unstructured and incomplete.
Forgotten in the pages was
a decade-old whispered poem
to a future lover,
the writer of words and dreamer of dreams
who could make me believe
his theories of history and heaven
I wanted to write him poetry while the world burned
through its tribulation.
But you only like poems that rhyme.
By J. E. Kennedy
Old Mrs Bergman’s roses were the envy of the village. The bushes bloomed in a congregation of scarlet and coral, sun-flare yellow and delicious tangerine. They spilled over the walls and lit up the pavement with their scattered petals, like delicate wishes skipping along the breeze, destination unknown.
Mrs Bergman plucked and preened, watered and fed. She whispered sweet nothings. She told the roses all that she would have told him if he were here. And they bloomed.
At night she would take the fading telegram from the drawer: Missing in action.
And she waited to meet him again.
By J. Hardy Carroll
After the funeral, I made arrangements for the bills to come to my office.
Every month, I paid her rent, her electric, even her phone.
At least once a day I would call her number and pretend she might answer it, hear her voice on the answering machine.
At first I left messages, but then I couldn’t.
I’d turned her apartment into a time capsule.
In September I got a letter that her lease was up.
Time to face it.
I needed to move on.
I stood at her door a long time, key poised in my hand.
By Gerard McKeown
I scratched your name in the sand with casual strokes of my big toe. Like I’ve done on every beach I’ve visited since we met. As I wiped cold sand off my feet and put on my socks, I saw people in the distance, walking my direction. I looked down at your name and wondered if, by some chance, they knew you.
I pished the letters away before they arrived. The tide was coming in, but not fast enough to erase you. I couldn’t be bothered waiting. Besides, you were already gone, regardless of ways I try to evoke you.
Gerard McKeown’s work has been featured in The Moth, 3:AM, and Litro, among others. In 2017 he was shortlisted for The Bridport Prize.
They argue over everything, especially when it comes to packing the car.
Her approach is to plan ahead and pack methodically, whereas he grabs items on sight and packs with brute force.

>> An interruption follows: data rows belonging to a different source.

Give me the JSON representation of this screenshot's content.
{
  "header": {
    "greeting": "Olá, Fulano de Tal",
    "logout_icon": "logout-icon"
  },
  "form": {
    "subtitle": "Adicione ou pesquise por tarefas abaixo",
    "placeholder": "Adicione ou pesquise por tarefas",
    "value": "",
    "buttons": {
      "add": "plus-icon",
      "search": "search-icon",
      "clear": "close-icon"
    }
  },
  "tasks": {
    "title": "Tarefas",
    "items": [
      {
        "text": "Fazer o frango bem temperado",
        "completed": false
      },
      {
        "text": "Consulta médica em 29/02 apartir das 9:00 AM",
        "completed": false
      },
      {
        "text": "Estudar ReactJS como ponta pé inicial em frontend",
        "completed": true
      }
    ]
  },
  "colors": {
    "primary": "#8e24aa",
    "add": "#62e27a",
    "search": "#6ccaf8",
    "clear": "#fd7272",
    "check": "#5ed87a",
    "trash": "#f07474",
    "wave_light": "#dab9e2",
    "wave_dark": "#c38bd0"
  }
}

One morning she challenges him to prove that his method is more efficient. He spends the rest of the morning squeezing everything they own into the back of the car, determined to prove her wrong.
Once finished, he brings her outside to inspect his work.

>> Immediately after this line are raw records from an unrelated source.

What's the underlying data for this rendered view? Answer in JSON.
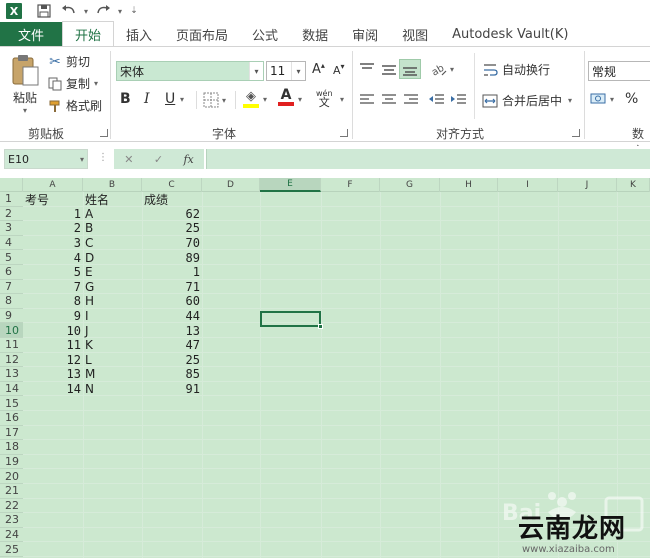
{
  "titlebar": {
    "app_logo": "X",
    "qat_icons": [
      "save-icon",
      "undo-icon",
      "redo-icon",
      "customize-icon"
    ]
  },
  "tabs": [
    {
      "label": "文件",
      "kind": "file"
    },
    {
      "label": "开始",
      "kind": "active"
    },
    {
      "label": "插入",
      "kind": "normal"
    },
    {
      "label": "页面布局",
      "kind": "normal"
    },
    {
      "label": "公式",
      "kind": "normal"
    },
    {
      "label": "数据",
      "kind": "normal"
    },
    {
      "label": "审阅",
      "kind": "normal"
    },
    {
      "label": "视图",
      "kind": "normal"
    },
    {
      "label": "Autodesk Vault(K)",
      "kind": "normal"
    }
  ],
  "ribbon": {
    "clipboard": {
      "paste": "粘贴",
      "cut": "剪切",
      "copy": "复制",
      "format_painter": "格式刷",
      "label": "剪贴板"
    },
    "font": {
      "name": "宋体",
      "size": "11",
      "bold": "B",
      "italic": "I",
      "underline": "U",
      "grow": "A",
      "shrink": "A",
      "font_color": "A",
      "phonetic": "wén",
      "label": "字体"
    },
    "alignment": {
      "wrap_text": "自动换行",
      "merge_center": "合并后居中",
      "label": "对齐方式"
    },
    "number": {
      "format": "常规",
      "percent": "%",
      "label": "数字"
    }
  },
  "formula_bar": {
    "name_box": "E10",
    "cancel": "✕",
    "enter": "✓",
    "fx": "fx",
    "formula": ""
  },
  "sheet": {
    "columns": [
      "A",
      "B",
      "C",
      "D",
      "E",
      "F",
      "G",
      "H",
      "I",
      "J",
      "K"
    ],
    "selected_column": "E",
    "rows": [
      "1",
      "2",
      "3",
      "4",
      "5",
      "6",
      "7",
      "8",
      "9",
      "10",
      "11",
      "12",
      "13",
      "14",
      "15",
      "16",
      "17",
      "18",
      "19",
      "20",
      "21",
      "22",
      "23",
      "24",
      "25"
    ],
    "selected_row": "10",
    "header": [
      "考号",
      "姓名",
      "成绩"
    ],
    "data": [
      [
        "1",
        "A",
        "62"
      ],
      [
        "2",
        "B",
        "25"
      ],
      [
        "3",
        "C",
        "70"
      ],
      [
        "4",
        "D",
        "89"
      ],
      [
        "5",
        "E",
        "1"
      ],
      [
        "7",
        "G",
        "71"
      ],
      [
        "8",
        "H",
        "60"
      ],
      [
        "9",
        "I",
        "44"
      ],
      [
        "10",
        "J",
        "13"
      ],
      [
        "11",
        "K",
        "47"
      ],
      [
        "12",
        "L",
        "25"
      ],
      [
        "13",
        "M",
        "85"
      ],
      [
        "14",
        "N",
        "91"
      ]
    ]
  },
  "watermark": {
    "brand": "云南龙网",
    "url": "www.xiazaiba.com"
  },
  "colors": {
    "excel_green": "#217346",
    "grid_bg": "#cce8cf"
  }
}
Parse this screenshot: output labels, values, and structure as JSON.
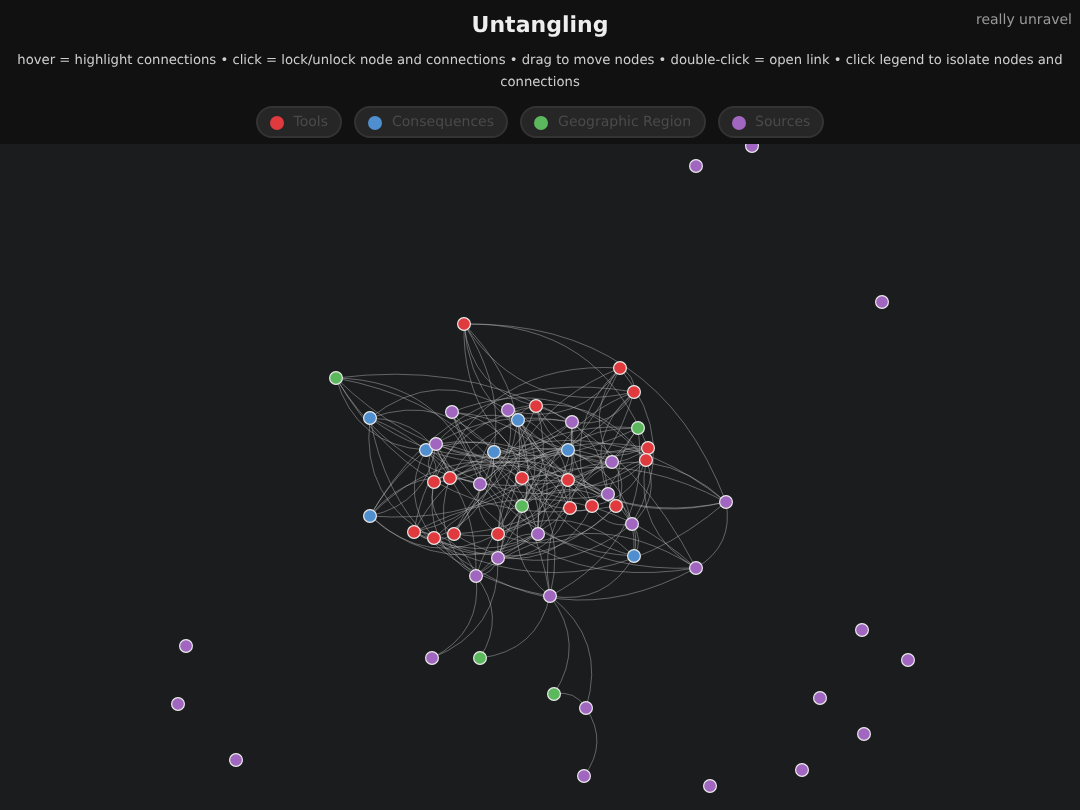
{
  "header": {
    "title": "Untangling",
    "corner_note": "really unravel",
    "instructions": "hover = highlight connections • click = lock/unlock node and connections • drag to move nodes • double-click = open link • click legend to isolate nodes and connections"
  },
  "legend": [
    {
      "label": "Tools",
      "color": "#e03a3e"
    },
    {
      "label": "Consequences",
      "color": "#4f8fcf"
    },
    {
      "label": "Geographic Region",
      "color": "#5cb85c"
    },
    {
      "label": "Sources",
      "color": "#a066c0"
    }
  ]
}
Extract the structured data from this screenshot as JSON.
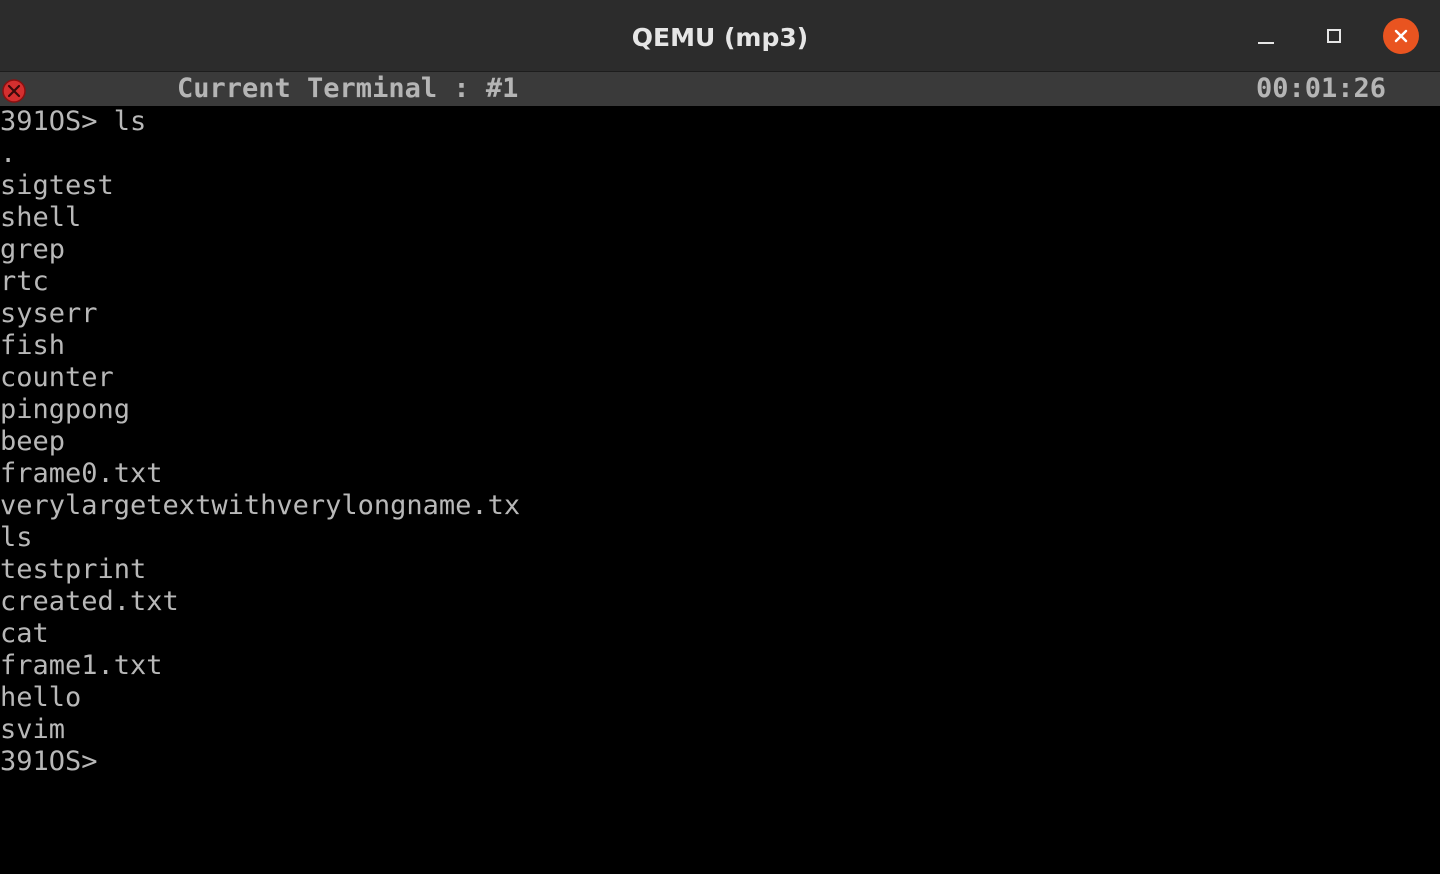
{
  "window": {
    "title": "QEMU (mp3)",
    "close_color": "#e95420"
  },
  "status": {
    "label": "Current Terminal : #1",
    "time": "00:01:26"
  },
  "terminal": {
    "lines": [
      "391OS> ls",
      ".",
      "sigtest",
      "shell",
      "grep",
      "rtc",
      "syserr",
      "fish",
      "counter",
      "pingpong",
      "beep",
      "frame0.txt",
      "verylargetextwithverylongname.tx",
      "ls",
      "testprint",
      "created.txt",
      "cat",
      "frame1.txt",
      "hello",
      "svim",
      "391OS>"
    ]
  }
}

Thank you she says, before getting into the car and driving away forever, happy to have conceded their final argument together.
The flowers arrive without a message or recipient.
The husband accuses his wife of having an affair. In turn she accuses him of having the same. This soon escalates into a vicious argument, with years of unsaid truths hurled at each other in unison.
He wants a divorce. She wants a divorce.
As if prompted by this, their daughter enters the room, woken by the argument. She wanders past them both and finds a card on the floor.
These flowers are for next door, she says, before getting a glass of milk and returning back to her bed.
By Maura Yzmore
When I met Jenny, she worked as a waitress at the diner where I often ate after my shift.
The day I fell in love with her, she gave me the middle finger—the whole middle finger, with the telltale writer’s callus and both knuckles. It floated alongside chunks of chicken in the creamy soup that she served me.
I was more curious than appalled. “How does one get the whole middle finger chopped off?”
“By flipping off a ninja,” said Jenny, deadpan. At that moment, I knew she was the one.
The settlement I received paid for our honeymoon.
Bio: Maura’s short fiction has appeared or is forthcoming in The Fiction Pool, Storyland, Microfiction Monday Magazine, The Dirty Pool, and 50-Word Stories.
By James Blevins
“We’re here for only a short while,” Amy said out loud, sketch pad on lap, pencil poised over blank page. “Then it’s back to the spider.”
Her breath, a frosty, cloudy haze, emitted percussively as she spoke. “But as far as I know,” she continued with added emphasis, pencil dancing across her sketch pad, “spiders don’t write poetry.”
When she was finished, she looked down at what she had drawn, then back to its source, satisfied. Above her, the sun was young, far below its apex in the sky.
“Maybe they don’t need words,” she mused. “Not like we do.”